Problem details:
The records below are to be restated word for word, with their images omitted.

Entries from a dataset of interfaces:
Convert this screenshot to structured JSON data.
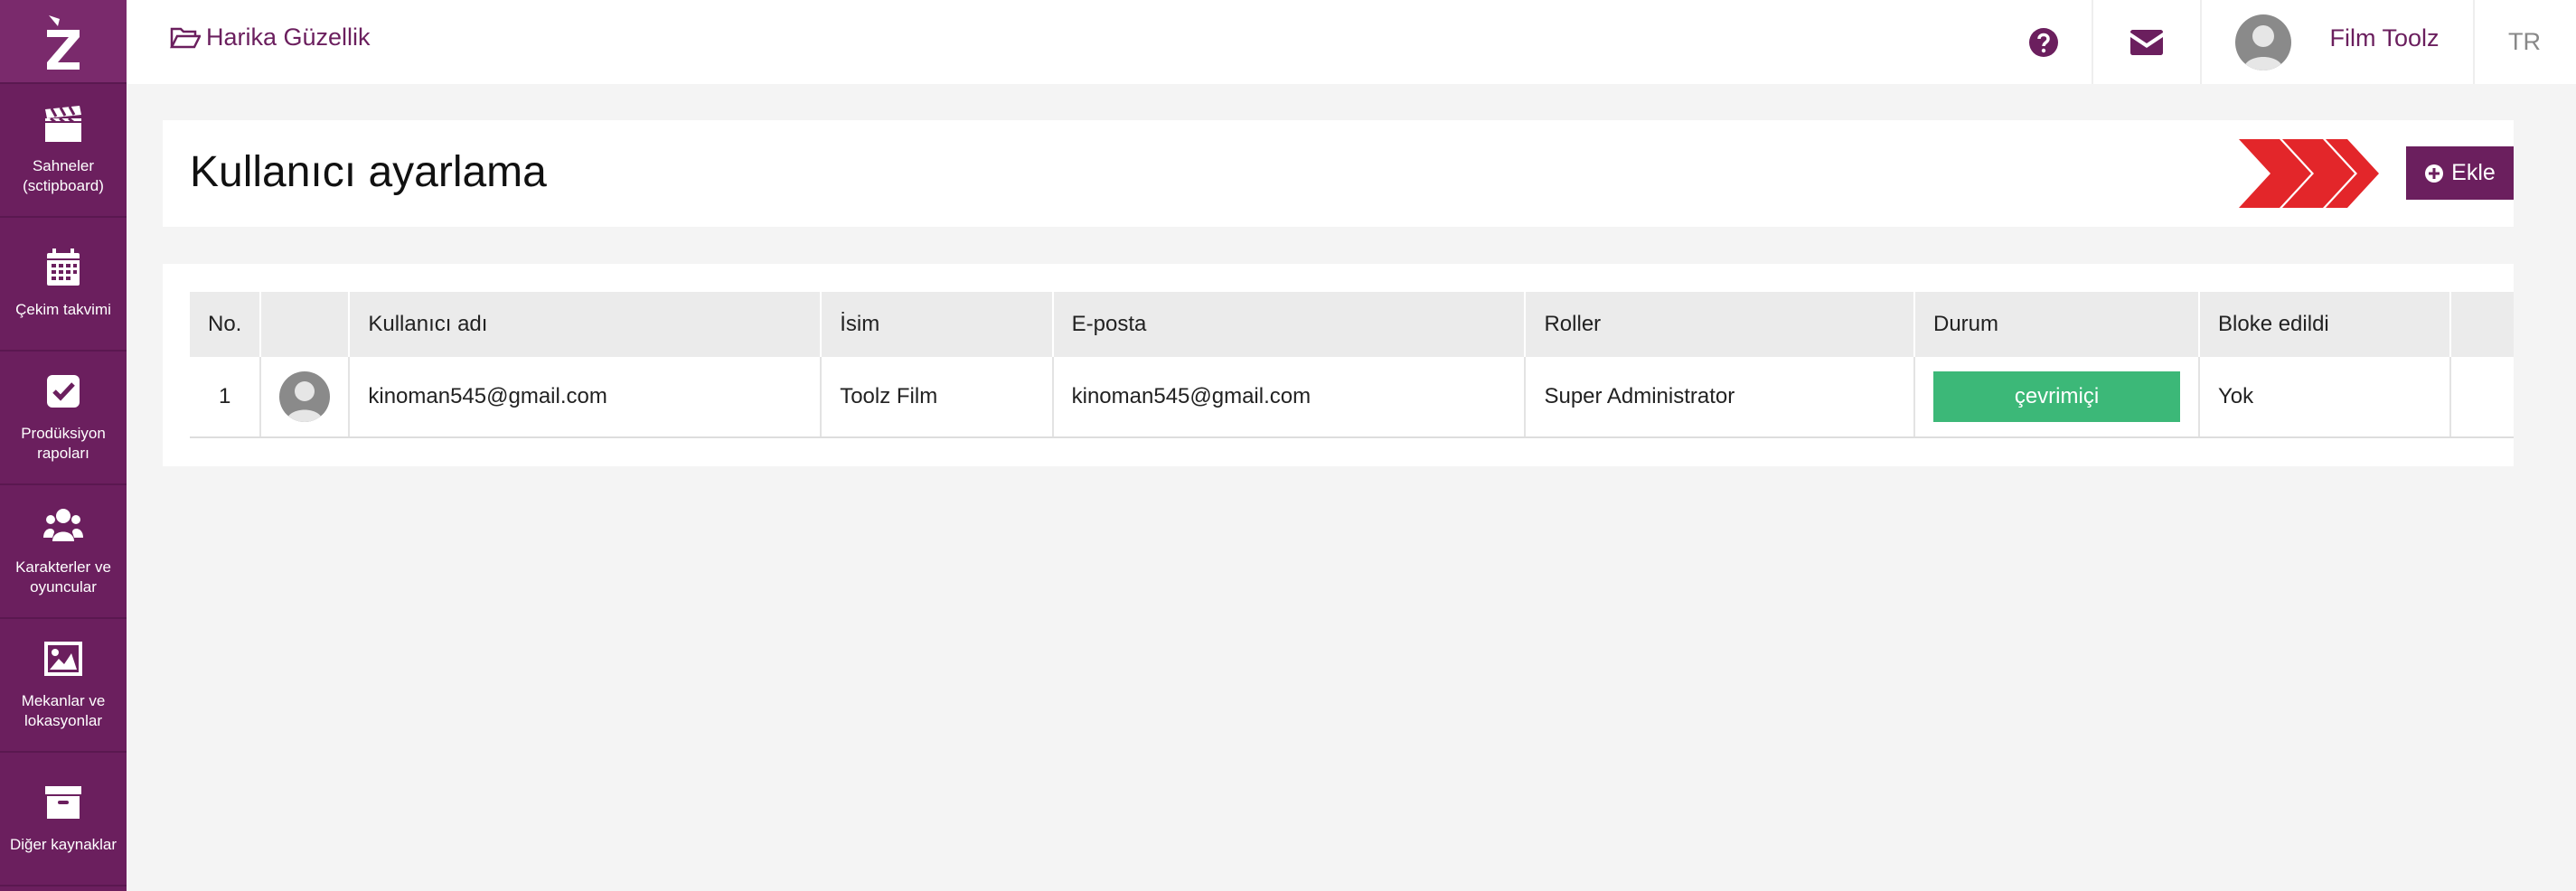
{
  "colors": {
    "brand": "#6b1f5e",
    "status_online": "#3cb878",
    "accent_arrows": "#e3262a"
  },
  "sidebar": {
    "logo_icon": "z-logo-icon",
    "items": [
      {
        "label": "Sahneler (sctipboard)",
        "icon": "clapperboard-icon"
      },
      {
        "label": "Çekim takvimi",
        "icon": "calendar-icon"
      },
      {
        "label": "Prodüksiyon rapoları",
        "icon": "checkbox-icon"
      },
      {
        "label": "Karakterler ve oyuncular",
        "icon": "users-icon"
      },
      {
        "label": "Mekanlar ve lokasyonlar",
        "icon": "image-icon"
      },
      {
        "label": "Diğer kaynaklar",
        "icon": "archive-icon"
      }
    ]
  },
  "topbar": {
    "project_icon": "folder-open-icon",
    "project_name": "Harika Güzellik",
    "help_icon": "question-circle-icon",
    "mail_icon": "envelope-icon",
    "user_name": "Film Toolz",
    "language": "TR"
  },
  "page": {
    "title": "Kullanıcı ayarlama",
    "add_button": "Ekle"
  },
  "table": {
    "headers": [
      "No.",
      "",
      "Kullanıcı adı",
      "İsim",
      "E-posta",
      "Roller",
      "Durum",
      "Bloke edildi",
      ""
    ],
    "rows": [
      {
        "no": "1",
        "username": "kinoman545@gmail.com",
        "name": "Toolz Film",
        "email": "kinoman545@gmail.com",
        "roles": "Super Administrator",
        "status": "çevrimiçi",
        "blocked": "Yok"
      }
    ]
  }
}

Problem solution:
Convert this screenshot to structured JSON data.
{
  "colors": {
    "brand": "#6b1f5e",
    "status_online": "#3cb878",
    "accent_arrows": "#e3262a"
  },
  "sidebar": {
    "logo_icon": "z-logo-icon",
    "items": [
      {
        "label": "Sahneler (sctipboard)",
        "icon": "clapperboard-icon"
      },
      {
        "label": "Çekim takvimi",
        "icon": "calendar-icon"
      },
      {
        "label": "Prodüksiyon rapoları",
        "icon": "checkbox-icon"
      },
      {
        "label": "Karakterler ve oyuncular",
        "icon": "users-icon"
      },
      {
        "label": "Mekanlar ve lokasyonlar",
        "icon": "image-icon"
      },
      {
        "label": "Diğer kaynaklar",
        "icon": "archive-icon"
      }
    ]
  },
  "topbar": {
    "project_icon": "folder-open-icon",
    "project_name": "Harika Güzellik",
    "help_icon": "question-circle-icon",
    "mail_icon": "envelope-icon",
    "user_name": "Film Toolz",
    "language": "TR"
  },
  "page": {
    "title": "Kullanıcı ayarlama",
    "add_button": "Ekle"
  },
  "table": {
    "headers": [
      "No.",
      "",
      "Kullanıcı adı",
      "İsim",
      "E-posta",
      "Roller",
      "Durum",
      "Bloke edildi",
      ""
    ],
    "rows": [
      {
        "no": "1",
        "username": "kinoman545@gmail.com",
        "name": "Toolz Film",
        "email": "kinoman545@gmail.com",
        "roles": "Super Administrator",
        "status": "çevrimiçi",
        "blocked": "Yok"
      }
    ]
  }
}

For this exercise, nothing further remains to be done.